My back is no longer sore. In fact, it’s noticeably stronger. When I open massive doors, shovel mulch into a wheelbarrow and hop astride my bicycle, I no longer sense that weakness. Also, the ever-present slight tightness in my right glute/piriformis – that’s right my constant troublesome spot, injury waiting to happen, Gone!
Dare I put it in words? Bikram yoga is beginning to seem miraculous.

Day 5
The office closed early, so I went to the 4:00 class. The yoga room is definitely hotter, humid as a jungle, and more crowded.
I picked a spot by the west-facing window. I became aware of my mistake when we relaxed, face down after cobra pose and I found that the sun had made the floor quite hot!
What a great session. My body seems to be better at this yoga business later in the day.
I got my hands almost on the floor in Toe Stand. Improved at Cobra and Locust, and my arms are finally getting used to doing this and not feeling like they have been run over by a truck afterward.
I went deeper in many poses. But the grandest accomplishment of all was that I TOUCHED MY HEAD TO MY KNEE in the second to last pose while my leg was flat on the floor. ME! The inflexible girl!
I hit the showers, proud of myself. Wait, why are the tops of my feet stinging? Ah, they have chafing in Bikram yoga, too. That or I burned them on the sun-baked floor.

Bikram is sweaty, uncomfortable, challenging, arduous and laundry-producing. Carrying my yoga mat and towels is a chore. Ninety minutes of class plus changing and showering takes up a lot of time.
I’m not in love with Bikram yoga. But you better believe I’ll be in class on a regular basis. After only eleven sessions, there have been tangible benefits. That’s a pretty impressive return on investment.

Sour Cherry Frozen Yogurt

Sour Cherries
Cherries with pits removed
Cherries and sugar, boiling
Cherries, cooling
In the blender. Forgot to snap a shot when I added the yogurt.
Pouring the chilled yogurt and cherry mixture in the ice cream maker
Almost done!
I always fail to take photos of the finished product in a pretty dish.
Sour Cherry Frozen Yogurt (recipe adapted from David Lebovitz's The Perfect Scoop)
3 cups fresh sour cherries
3/4 cup sugar (I used a little less)
2 cups plain whole-milk yogurt (original recipe called for 1 cup, so taste as you add)
3 drops almond extract (measure carefully, this is potent)

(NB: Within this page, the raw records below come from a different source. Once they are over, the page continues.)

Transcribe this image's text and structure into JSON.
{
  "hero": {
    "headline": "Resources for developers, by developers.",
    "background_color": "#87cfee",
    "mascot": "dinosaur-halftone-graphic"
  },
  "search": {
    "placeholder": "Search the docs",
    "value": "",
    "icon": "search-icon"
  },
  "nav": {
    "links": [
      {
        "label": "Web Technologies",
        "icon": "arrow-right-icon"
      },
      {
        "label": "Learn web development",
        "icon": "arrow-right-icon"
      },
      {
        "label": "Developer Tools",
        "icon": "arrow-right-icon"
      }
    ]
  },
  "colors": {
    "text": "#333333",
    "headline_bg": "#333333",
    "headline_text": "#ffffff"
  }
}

Remove the pits from the cherries, and dump them in a medium saucepan with the sugar. Bring to a boil,
then lower heat and simmer for 5 minutes, stirring frequently. Cook until cherries are soft. The aroma will nearly kill you.

Remove from heat and allow to cool to room temperature. To hasten the process stick the pan in a wide, shallow dish half-full of cold water.

Puree the cherries and their liquid in a blender with yogurt and almond extract until smooth. Chill for at least 2 hours. Then freeze in your ice cream make
r. If the mixture is really well-chilled, it only takes about twenty minutes (it won't freeze as solid as store-bought, because it doesn't have all those chemicals).

Spoon it into the container you'll store it in and stick it in the freezer so it can firm up a bit more. I recommend taking plenty of tastes during this process.

Don't have an ice cream maker? You can simply freeze in a container, and stir every half hour until it freezes. The texture won't be quite as smooth, but I doubt you'll care.